Norway: Identifying stateless persons in the Population Register


Most stateless individuals in Norway came as resettlement refugees or asylum seekers, many of them with Palestinian background. In addition, a few stateless individuals are born in Norway each year. The main problem facing stateless individuals living in Norway is the lack of a passport, limiting their ability to travel internationally. Despite being a small group of people, statistics on stateless persons and those who might be stateless, are still important for Norway given the recognition that all persons have the right to a nationality and a legal identity before the law, as well as the country’s citizenship laws. 

In Norway, residence matters more than citizenship. Stateless persons with permanent residence in Norway have access to almost all the same rights as Norwegian citizens, and the same as other non-Norwegian citizens. The main difference is that stateless persons can apply for Norwegian citizenship sooner than most other non-citizens.



Identification of stateless persons in the Population Register

The digital version of the National Population Register (NPR) was established as an administrative register by Statistics Norway in 1964 based on the 1960 Population Census. At the same time an ID number was assigned to all residents of Norway. In 1991 the population register was transferred to the Norwegian Tax Administration. The two institutions cooperate very well on the use of the register.

The NPR includes information on citizenship, name, year of birth, sex, address, and country of birth. Where relevant, it also contains data on country of emigration and date of immigration to Norway. Data on the families and households, such as children, spouse and parents, and persons living in the same dwelling as stateless persons, may also be captured in the NPR using PINs of parents and spouses. Dwelling numbers are used by Statistics Norway to establish households.

Resident stateless persons on 1 January 2023 by number of years since first immigrating to Norway

Source: Statistics Norway

Citizenship is determined when an immigrant applies for residence in Norway, based on available documents and registered by the Directorate of Immigration (UDI), which transfers this information to the NPR. UDI also registers the reason for immigrating to Norway, which is transmitted to Statistics Norway.

Statistics Norway publishes its population statistics regularly online and in its Statistics Bank. [1] Statistics on statelessness are an integral part of population statistics – as part of citizenship statistics.

Statistics on the citizenship of the flows of immigrants and emigrants are published quarterly since 2007 and on the stock of stateless persons annually for all 356 municipalities since 2016. Statelessness is also one of the categories in the statistics on educational attainment (since 2014 [2], employment, participation in elections, etc. Historical Statistics include nationality statistics from population censuses 1910-1960. [3]

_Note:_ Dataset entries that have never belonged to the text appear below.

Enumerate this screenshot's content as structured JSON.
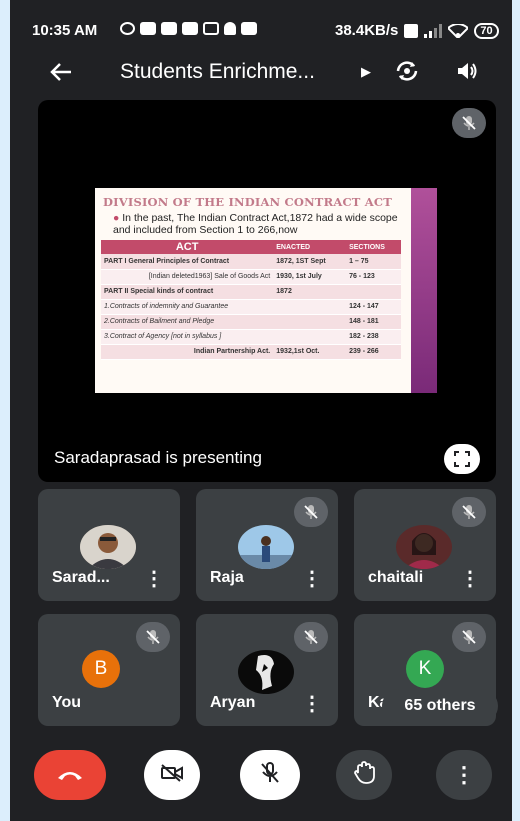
{
  "status_bar": {
    "time": "10:35 AM",
    "net_speed": "38.4KB/s",
    "battery": "70"
  },
  "top_bar": {
    "title": "Students Enrichme..."
  },
  "presentation": {
    "presenting_text": "Saradaprasad is presenting",
    "slide": {
      "title": "DIVISION OF THE INDIAN CONTRACT ACT",
      "intro": "In the past, The Indian Contract Act,1872 had a wide scope and included from Section 1 to 266,now",
      "headers": [
        "ACT",
        "ENACTED",
        "SECTIONS"
      ],
      "rows": [
        [
          "PART I General Principles of Contract",
          "1872, 1ST Sept",
          "1 – 75"
        ],
        [
          "[Indian deleted1963] Sale of Goods Act",
          "1930, 1st July",
          "76 - 123"
        ],
        [
          "PART II Special kinds of contract",
          "1872",
          ""
        ],
        [
          "1.Contracts of indemnity and Guarantee",
          "",
          "124 - 147"
        ],
        [
          "2.Contracts of Bailment and Pledge",
          "",
          "148 - 181"
        ],
        [
          "3.Contract of Agency [not in syllabus ]",
          "",
          "182 - 238"
        ],
        [
          "Indian Partnership Act.",
          "1932,1st Oct.",
          "239 - 266"
        ]
      ]
    }
  },
  "participants": [
    {
      "name": "Sarad..."
    },
    {
      "name": "Raja"
    },
    {
      "name": "chaitali"
    },
    {
      "name": "You",
      "initial": "B"
    },
    {
      "name": "Aryan"
    },
    {
      "name": "Ka",
      "initial": "K"
    }
  ],
  "others_label": "65 others",
  "colors": {
    "background": "#202124",
    "tile": "#3c4043",
    "hangup": "#ea4335",
    "avatar_b": "#e8710a",
    "avatar_k": "#34a853",
    "slide_header": "#c24b6a"
  }
}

The NPR records 264 different citizenships for residents of Norway, including ‘Stateless’ (1,654 on 1.1.2023) and ‘Unknown’ (43 on 1.1.2023). These numbers vary significantly from year to year. [4]

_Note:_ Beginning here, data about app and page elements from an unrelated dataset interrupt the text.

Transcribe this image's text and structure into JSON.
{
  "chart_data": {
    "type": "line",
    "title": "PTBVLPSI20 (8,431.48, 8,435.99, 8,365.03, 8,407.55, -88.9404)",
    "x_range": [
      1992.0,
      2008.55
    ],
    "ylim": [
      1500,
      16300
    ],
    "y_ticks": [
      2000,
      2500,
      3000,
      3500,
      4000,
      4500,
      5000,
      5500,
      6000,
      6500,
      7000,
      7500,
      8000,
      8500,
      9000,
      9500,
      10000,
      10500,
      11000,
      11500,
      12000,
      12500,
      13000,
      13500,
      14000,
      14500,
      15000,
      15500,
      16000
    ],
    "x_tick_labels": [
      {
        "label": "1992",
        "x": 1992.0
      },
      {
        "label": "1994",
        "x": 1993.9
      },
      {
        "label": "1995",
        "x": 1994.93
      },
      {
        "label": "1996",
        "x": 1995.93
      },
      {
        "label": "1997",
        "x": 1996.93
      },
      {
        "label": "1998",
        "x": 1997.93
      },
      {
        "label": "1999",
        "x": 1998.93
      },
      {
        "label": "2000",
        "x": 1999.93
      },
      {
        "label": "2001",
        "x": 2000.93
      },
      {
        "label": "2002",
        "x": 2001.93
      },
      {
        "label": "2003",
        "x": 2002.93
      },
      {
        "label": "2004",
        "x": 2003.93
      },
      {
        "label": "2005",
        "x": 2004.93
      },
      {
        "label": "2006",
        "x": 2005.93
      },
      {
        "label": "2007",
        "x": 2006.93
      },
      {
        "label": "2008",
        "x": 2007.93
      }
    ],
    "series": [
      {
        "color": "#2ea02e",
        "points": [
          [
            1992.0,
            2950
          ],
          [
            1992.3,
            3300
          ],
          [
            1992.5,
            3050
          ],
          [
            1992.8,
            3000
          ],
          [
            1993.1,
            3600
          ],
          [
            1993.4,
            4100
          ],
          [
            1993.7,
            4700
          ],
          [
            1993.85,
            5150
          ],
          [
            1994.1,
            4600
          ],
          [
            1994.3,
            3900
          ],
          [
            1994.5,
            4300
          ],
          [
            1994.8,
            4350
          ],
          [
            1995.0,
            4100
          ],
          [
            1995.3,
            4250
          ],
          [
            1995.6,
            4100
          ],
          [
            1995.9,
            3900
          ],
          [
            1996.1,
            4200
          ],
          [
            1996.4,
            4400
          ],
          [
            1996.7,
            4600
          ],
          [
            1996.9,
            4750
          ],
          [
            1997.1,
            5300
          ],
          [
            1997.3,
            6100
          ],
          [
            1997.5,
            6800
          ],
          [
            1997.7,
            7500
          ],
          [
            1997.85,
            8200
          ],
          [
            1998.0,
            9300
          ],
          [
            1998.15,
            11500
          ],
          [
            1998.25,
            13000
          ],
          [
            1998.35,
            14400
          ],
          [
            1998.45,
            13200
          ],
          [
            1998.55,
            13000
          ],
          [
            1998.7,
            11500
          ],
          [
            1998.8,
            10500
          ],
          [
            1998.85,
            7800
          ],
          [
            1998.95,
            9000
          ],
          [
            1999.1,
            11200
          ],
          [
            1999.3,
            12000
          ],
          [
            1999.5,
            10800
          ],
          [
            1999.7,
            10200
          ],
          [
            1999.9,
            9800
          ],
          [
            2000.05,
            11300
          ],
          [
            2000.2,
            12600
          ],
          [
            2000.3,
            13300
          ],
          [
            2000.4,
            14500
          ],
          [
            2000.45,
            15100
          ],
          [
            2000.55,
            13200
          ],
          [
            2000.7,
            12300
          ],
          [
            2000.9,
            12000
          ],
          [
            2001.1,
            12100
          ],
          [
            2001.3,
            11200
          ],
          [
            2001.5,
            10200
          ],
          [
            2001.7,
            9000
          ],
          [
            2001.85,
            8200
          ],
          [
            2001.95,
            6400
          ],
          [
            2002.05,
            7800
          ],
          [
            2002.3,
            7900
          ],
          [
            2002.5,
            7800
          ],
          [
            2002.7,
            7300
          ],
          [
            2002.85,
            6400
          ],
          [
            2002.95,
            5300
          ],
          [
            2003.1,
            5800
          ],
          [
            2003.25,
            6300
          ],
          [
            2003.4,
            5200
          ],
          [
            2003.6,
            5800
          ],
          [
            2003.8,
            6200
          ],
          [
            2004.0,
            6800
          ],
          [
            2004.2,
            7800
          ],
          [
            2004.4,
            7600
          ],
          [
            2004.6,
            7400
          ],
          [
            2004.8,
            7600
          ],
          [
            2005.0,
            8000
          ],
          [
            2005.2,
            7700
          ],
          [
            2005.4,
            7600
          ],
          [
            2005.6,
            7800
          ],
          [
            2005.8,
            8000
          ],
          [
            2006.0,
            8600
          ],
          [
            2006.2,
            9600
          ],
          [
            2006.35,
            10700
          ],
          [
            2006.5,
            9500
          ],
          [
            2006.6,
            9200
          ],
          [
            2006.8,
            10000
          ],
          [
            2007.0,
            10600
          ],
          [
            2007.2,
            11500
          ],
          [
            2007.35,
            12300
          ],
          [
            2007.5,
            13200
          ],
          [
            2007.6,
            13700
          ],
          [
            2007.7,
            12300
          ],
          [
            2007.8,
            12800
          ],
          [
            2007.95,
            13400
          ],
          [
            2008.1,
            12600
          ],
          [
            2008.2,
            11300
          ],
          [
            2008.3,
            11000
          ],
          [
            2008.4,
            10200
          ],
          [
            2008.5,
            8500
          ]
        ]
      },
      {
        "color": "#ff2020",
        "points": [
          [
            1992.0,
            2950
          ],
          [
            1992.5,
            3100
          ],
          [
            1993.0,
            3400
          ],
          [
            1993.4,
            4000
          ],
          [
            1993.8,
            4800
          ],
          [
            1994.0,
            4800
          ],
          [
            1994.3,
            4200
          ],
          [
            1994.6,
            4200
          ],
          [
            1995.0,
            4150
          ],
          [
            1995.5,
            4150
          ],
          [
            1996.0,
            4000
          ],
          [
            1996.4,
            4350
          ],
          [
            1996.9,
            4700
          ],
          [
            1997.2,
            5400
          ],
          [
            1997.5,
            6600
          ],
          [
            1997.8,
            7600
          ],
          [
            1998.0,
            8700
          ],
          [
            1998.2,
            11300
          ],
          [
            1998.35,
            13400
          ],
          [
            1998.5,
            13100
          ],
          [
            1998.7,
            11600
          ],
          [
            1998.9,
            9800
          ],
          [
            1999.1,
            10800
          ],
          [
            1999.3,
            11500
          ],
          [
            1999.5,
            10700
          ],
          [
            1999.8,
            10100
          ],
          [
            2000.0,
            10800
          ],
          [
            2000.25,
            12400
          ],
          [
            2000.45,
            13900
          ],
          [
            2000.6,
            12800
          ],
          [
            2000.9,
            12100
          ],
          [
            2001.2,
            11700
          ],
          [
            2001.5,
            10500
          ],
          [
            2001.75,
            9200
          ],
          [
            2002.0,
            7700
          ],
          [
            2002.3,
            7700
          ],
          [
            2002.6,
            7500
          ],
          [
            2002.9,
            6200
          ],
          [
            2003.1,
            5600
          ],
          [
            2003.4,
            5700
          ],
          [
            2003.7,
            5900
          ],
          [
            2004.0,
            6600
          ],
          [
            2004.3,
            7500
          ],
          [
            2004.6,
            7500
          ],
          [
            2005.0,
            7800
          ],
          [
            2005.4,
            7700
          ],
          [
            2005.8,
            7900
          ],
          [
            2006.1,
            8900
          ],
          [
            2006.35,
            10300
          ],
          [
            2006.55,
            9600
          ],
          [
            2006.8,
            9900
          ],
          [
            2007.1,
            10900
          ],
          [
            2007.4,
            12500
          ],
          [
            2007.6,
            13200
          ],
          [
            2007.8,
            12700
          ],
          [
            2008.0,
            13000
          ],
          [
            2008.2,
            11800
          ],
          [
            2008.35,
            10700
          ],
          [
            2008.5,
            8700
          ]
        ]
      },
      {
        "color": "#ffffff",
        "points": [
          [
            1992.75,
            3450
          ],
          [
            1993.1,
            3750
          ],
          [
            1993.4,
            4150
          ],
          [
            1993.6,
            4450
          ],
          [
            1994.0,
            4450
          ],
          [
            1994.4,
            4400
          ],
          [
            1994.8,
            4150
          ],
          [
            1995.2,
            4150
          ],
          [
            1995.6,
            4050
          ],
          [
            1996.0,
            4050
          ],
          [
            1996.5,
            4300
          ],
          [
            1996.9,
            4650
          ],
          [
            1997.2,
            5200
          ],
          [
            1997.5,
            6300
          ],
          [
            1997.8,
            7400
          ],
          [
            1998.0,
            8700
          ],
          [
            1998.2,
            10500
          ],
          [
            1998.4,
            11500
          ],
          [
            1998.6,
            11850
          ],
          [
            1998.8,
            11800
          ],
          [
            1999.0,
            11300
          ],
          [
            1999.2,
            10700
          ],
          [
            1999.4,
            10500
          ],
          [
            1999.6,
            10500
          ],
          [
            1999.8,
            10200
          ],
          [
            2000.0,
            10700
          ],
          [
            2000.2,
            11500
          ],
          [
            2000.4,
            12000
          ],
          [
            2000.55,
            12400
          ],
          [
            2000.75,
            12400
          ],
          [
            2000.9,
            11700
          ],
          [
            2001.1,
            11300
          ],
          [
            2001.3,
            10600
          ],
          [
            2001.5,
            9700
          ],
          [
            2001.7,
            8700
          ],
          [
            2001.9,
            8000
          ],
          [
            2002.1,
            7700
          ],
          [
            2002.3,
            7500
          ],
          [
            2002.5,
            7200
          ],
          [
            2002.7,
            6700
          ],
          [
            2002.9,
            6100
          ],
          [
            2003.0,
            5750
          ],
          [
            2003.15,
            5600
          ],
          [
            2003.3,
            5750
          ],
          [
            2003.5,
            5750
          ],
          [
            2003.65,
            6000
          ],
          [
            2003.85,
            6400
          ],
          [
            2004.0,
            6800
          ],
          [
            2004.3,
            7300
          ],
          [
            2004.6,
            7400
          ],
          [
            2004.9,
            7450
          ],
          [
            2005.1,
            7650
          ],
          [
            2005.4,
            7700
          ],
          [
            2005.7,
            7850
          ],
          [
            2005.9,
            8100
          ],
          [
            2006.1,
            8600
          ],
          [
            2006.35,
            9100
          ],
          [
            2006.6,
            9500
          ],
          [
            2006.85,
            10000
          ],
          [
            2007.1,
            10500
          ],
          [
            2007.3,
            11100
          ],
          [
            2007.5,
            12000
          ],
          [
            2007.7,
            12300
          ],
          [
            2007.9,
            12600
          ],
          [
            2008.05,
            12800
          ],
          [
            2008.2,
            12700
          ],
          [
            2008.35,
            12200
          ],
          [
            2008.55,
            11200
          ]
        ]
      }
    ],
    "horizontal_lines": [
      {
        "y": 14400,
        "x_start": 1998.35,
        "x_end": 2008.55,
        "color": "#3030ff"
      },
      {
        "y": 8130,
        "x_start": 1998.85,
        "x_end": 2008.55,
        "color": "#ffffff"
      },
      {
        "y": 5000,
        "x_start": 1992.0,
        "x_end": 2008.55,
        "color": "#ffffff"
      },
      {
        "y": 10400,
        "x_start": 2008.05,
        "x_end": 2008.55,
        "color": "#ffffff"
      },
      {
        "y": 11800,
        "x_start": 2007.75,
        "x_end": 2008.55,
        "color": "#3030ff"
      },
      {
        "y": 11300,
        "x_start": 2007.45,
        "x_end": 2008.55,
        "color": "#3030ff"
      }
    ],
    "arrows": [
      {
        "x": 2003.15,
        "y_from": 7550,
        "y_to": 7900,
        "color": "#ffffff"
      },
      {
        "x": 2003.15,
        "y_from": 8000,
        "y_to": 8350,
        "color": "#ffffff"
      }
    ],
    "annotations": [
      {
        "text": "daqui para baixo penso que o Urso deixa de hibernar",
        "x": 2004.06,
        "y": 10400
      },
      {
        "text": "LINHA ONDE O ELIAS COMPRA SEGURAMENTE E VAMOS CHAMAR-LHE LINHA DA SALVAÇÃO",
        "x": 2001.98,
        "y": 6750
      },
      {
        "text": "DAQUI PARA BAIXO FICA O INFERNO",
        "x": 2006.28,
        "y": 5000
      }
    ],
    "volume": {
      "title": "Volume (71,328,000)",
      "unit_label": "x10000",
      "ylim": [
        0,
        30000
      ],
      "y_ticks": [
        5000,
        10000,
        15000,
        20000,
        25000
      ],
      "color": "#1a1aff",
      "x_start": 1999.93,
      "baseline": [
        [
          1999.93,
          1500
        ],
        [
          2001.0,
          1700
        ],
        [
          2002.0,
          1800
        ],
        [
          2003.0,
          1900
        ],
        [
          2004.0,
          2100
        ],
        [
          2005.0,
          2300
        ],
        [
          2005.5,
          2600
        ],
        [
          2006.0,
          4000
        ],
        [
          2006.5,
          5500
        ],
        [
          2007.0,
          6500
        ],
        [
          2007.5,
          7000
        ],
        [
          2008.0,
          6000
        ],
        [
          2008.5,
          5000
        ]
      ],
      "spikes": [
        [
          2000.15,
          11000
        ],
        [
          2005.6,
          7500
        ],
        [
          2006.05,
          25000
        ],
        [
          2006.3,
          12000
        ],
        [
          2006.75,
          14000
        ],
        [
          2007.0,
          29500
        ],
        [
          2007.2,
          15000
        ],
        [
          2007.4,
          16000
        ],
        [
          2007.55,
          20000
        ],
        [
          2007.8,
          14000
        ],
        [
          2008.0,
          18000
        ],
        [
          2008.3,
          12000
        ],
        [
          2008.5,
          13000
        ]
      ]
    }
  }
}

“Norway’s system of good administrative registers makes it possible to produce all or most of the statistics on statelessness stocks and flows recommended by IROSS.”

– Helge Brunborg, Statistics Norway.

Number of stateless individuals residing in Norway on January 1, 1977-2023

Source: Statistics Norway

The use of the International Recommendations

Statistics Norway can produce statistics on most or all categories recommended by IROSS, both for stocks and flows of stateless persons, and disaggregated by country of birth. Norway’s experience has informed the development of IROSS, particularly for countries with existing or planned population registers.

The content of the international recommendations presents an opportunity to validate and inform future statistical development. The primary limitation of the Norwegian data in relation to IROSS is that there are missing data on siblings, parents and grandparents for many individuals born abroad. It is also challenging to compile statistics on statelessness-related individuals, since it requires current and retrospective data for the entire population on the household composition. [5]


Norway is one of few countries where the statistical office regularly receives good data on citizenship, including on statelessness, from the administrative National Population Register, which covers all residents of Norway, regardless of their citizenship. Most of the IROSS recommendations can be followed by using administrative data for Norway.

[1] See: Statistisk sentralbyrå.

[2] See: Educational attainment of immigrants, by country background (region), reason for immigration and sex 2014 – 2022.

[3] See: Historisk Statistikk.

[4] See: Brunborg, Helge (2016): Statsløse: mange i verden, få i Norge (in Norwegian). Samfunnsspeilet 4/2016, Statistisk sentralbyrå.

[5] See: Vassenden, Kåre (2020). Fra utenlandsk til norsk statsborgerskap gjennom mer enn førti år (in Norwegian). Reports 2020/31, Statistisk sentralbyrå.